We use multi-reference multi-root singles and doubles CI, usually termed MRD-CI, to give an interpretation of all low-energy states, for each symmetry, in both the singlet and triplet manifolds. Re-assignment of UV-photoelectron spectra without recourse to Koopmans' type or other ground state approaches follows naturally as part of these studies. When the MRD-CI strategy is applied to these problems, a set of reference configurations (which may total ~200), from which all single and double excitations are to be derived, is set up. The programme sets up a matrix of all the configurations and diagonalises the corresponding energy matrix; the lowest set of energy solutions and the excited state dipole moments, provide the interpretation of the spectra. A development of this is that of using state averaging techniques; it is possible to determine the equilibrium structures for many of these excited states.
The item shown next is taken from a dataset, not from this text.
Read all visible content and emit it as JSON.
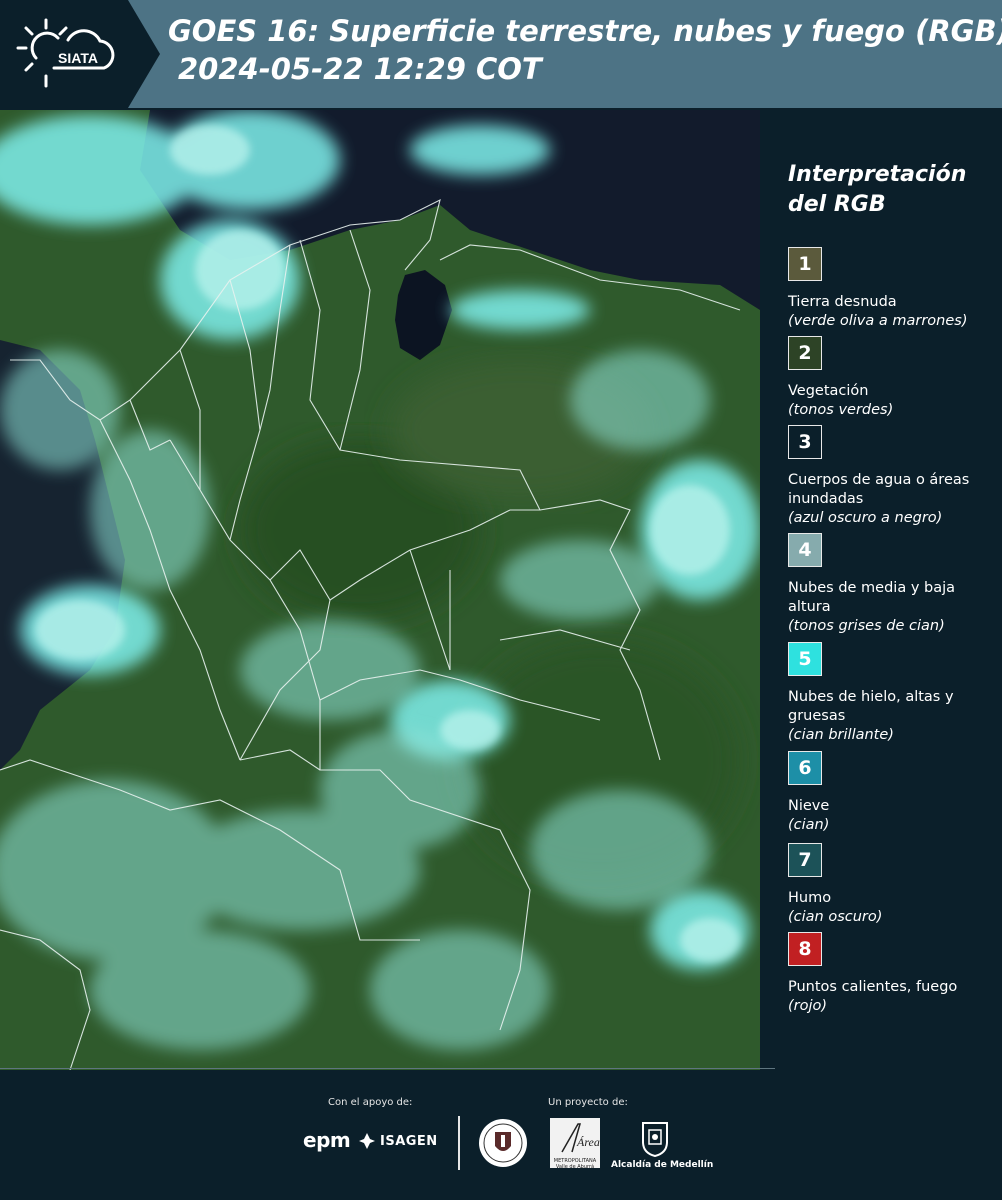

2. Interpretation of NQR and microwave spectral Quadrupole Coupling Constants

Almost all elements of the Periodic Table have one or more quadrupolar isotopes. In molecules, such nuclei yield quadrupole coupling constants (QCC) as part of the electronic structure. Microwave spectroscopy (MW) provides the best method of investigating these QCC. In principal, all data concerning sign, direction and magnitude can be evaluated from the spectra. However, in practice, much of this data is not fully determined owing to insufficient combinations of isotopic substitution data, and sheer complexity of the spectra. Similarly, in the solid state, nuclear quadrupole resonance gives magnitudes of coupling constants, but no sign or direction for each element!! The use of high-level ab initio calculations provides such an interpretation. Such calculations may be either molecular, cluster or lattice in type, depending on the system. Our recent studies cover a range of common isotopes, including: l4N, l0,11B, 33S, 17O and halogen (Cl, Br and I).

Publications
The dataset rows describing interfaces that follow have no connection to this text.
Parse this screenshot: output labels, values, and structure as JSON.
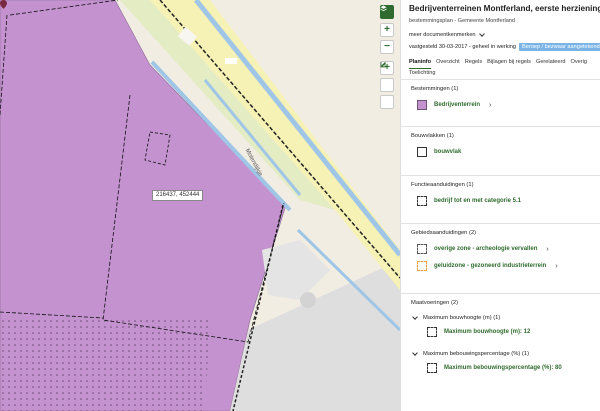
{
  "map": {
    "coordinate": "216437, 452444",
    "road_name": "Molendijkje",
    "controls": [
      {
        "name": "layers-icon",
        "glyph": ""
      },
      {
        "name": "zoom-in-button",
        "glyph": "+"
      },
      {
        "name": "zoom-out-button",
        "glyph": "−"
      },
      {
        "name": "add-button",
        "glyph": "+"
      },
      {
        "name": "measure-icon",
        "glyph": ""
      },
      {
        "name": "draw-icon",
        "glyph": ""
      }
    ]
  },
  "panel": {
    "title": "Bedrijventerreinen Montferland, eerste herziening",
    "subtitle": "bestemmingsplan - Gemeente Montferland",
    "meta_label": "meer documentkenmerken",
    "status": "vastgesteld 30-03-2017 - geheel in werking",
    "badge": "Beroep / bezwaar aangetekend",
    "tabs": [
      "Planinfo",
      "Overzicht",
      "Regels",
      "Bijlagen bij regels",
      "Gerelateerd",
      "Overig",
      "Toelichting"
    ],
    "sections": [
      {
        "title": "Bestemmingen (1)",
        "items": [
          {
            "label": "Bedrijventerrein",
            "arrow": "›",
            "swatch": "bedrijf"
          }
        ]
      },
      {
        "title": "Bouwvlakken (1)",
        "items": [
          {
            "label": "bouwvlak",
            "arrow": "",
            "swatch": "bouwvlak"
          }
        ]
      },
      {
        "title": "Functieaanduidingen (1)",
        "items": [
          {
            "label": "bedrijf tot en met categorie 5.1",
            "arrow": "",
            "swatch": "functie"
          }
        ]
      },
      {
        "title": "Gebiedsaanduidingen (2)",
        "items": [
          {
            "label": "overige zone - archeologie vervallen",
            "arrow": "›",
            "swatch": "archeo"
          },
          {
            "label": "geluidzone - gezoneerd industrieterrein",
            "arrow": "›",
            "swatch": "geluid"
          }
        ]
      },
      {
        "title": "Maatvoeringen (2)",
        "groups": [
          {
            "title": "Maximum bouwhoogte (m) (1)",
            "item": "Maximum bouwhoogte (m): 12"
          },
          {
            "title": "Maximum bebouwingspercentage (%) (1)",
            "item": "Maximum bebouwingspercentage (%): 80"
          }
        ]
      }
    ]
  },
  "colors": {
    "accent": "#2f6b2f",
    "bestemming": "#c392cf",
    "badge": "#7ab3e6"
  }
}
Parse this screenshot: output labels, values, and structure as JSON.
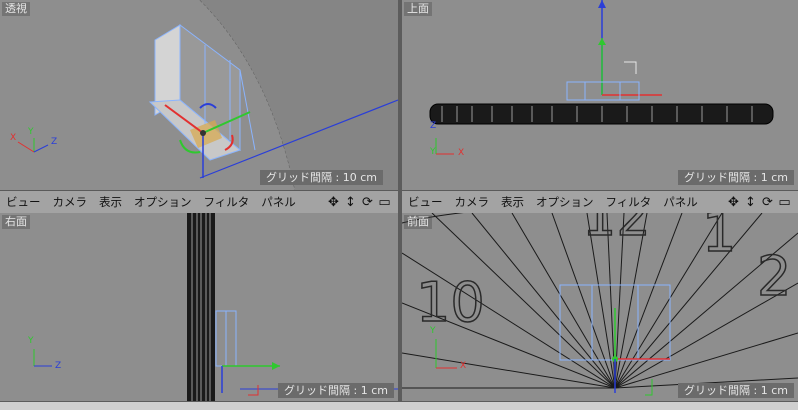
{
  "viewports": {
    "perspective": {
      "label": "透視",
      "grid": "グリッド間隔 : 10 cm"
    },
    "top": {
      "label": "上面",
      "grid": "グリッド間隔 : 1 cm"
    },
    "right": {
      "label": "右面",
      "grid": "グリッド間隔 : 1 cm"
    },
    "front": {
      "label": "前面",
      "grid": "グリッド間隔 : 1 cm"
    }
  },
  "menu": [
    "ビュー",
    "カメラ",
    "表示",
    "オプション",
    "フィルタ",
    "パネル"
  ],
  "nav_icons": [
    "move-view-icon",
    "dolly-view-icon",
    "rotate-view-icon",
    "toggle-layout-icon"
  ],
  "clock_numbers": [
    "10",
    "12",
    "1",
    "2"
  ],
  "axis_labels": {
    "x": "X",
    "y": "Y",
    "z": "Z"
  },
  "colors": {
    "x_axis": "#e23030",
    "y_axis": "#2fc82f",
    "z_axis": "#2a3ed8",
    "selection": "#8ab4ff"
  }
}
  1. The electronic states of pyridine-N-oxide studied by VUV photoabsorption and ab initio configuration interaction computations , M. H. Palmer, S. Vronning Hoffmann, N. Jones, E. Smith, and D. Lichtenberger, J. Chem. Phys. 138 (2013) 214317-1 to 214317-10.
  2. The electronic states of 1,2,4-triazoles: a study of 1H- and 1-methyl-1,2,4-triazole by VUV photoabsorption and UV photoelectron spectroscopy and a comparison with ab initio configuration interaction computations, M. H. Palmer, P. J. Camp, S. Vronning Hoffmann, N. C. Jones, A. R. Head, D. L. Lichtenberger, J. Chem. Phys. 136, (2012) 094310-1 to 094310-11
  3. The electronic states of 1,2,3-triazole studied by vacuum UV photoabsorption and UV photoelectron spectroscopy, and a comparison with ab initio configuration interaction methods,  M. H. Palmer, S. Hoffmann, N. Jones, A. Head, D. Lichtenberger, J. Chem. Phys., 134, (2011), 084309-1 to 084309-13
  4. “Experimental and theoretical molecular and electronic structures of the N-oxides of pyridazine, pyrimidine and pyrazine", R. A. Aitken, B. Fodi, M. H. Palmer, A. M. Z. Slawina and Jing Yang, Tetrahedron 68 (2012) 5845-5851
  5. The electronic states of 1,2,5-oxadiazole studied by VUV absorption spectroscopy and CI, CCSD(T) and DFT methods, M.H. Palmer, Chemical Physics 360 (2009) 150-161
  6. Comparison of theoretical and experimental studies of infrared and microwave spectral data for 5- and 6-membered ring heterocycles. The rotation constants, centrifugal distortion and vibration-rotation constants. M. H. Palmer, R. Larsen, F. Hegelund, J. Molec. Spectrosc., 252 (2008) 60-71.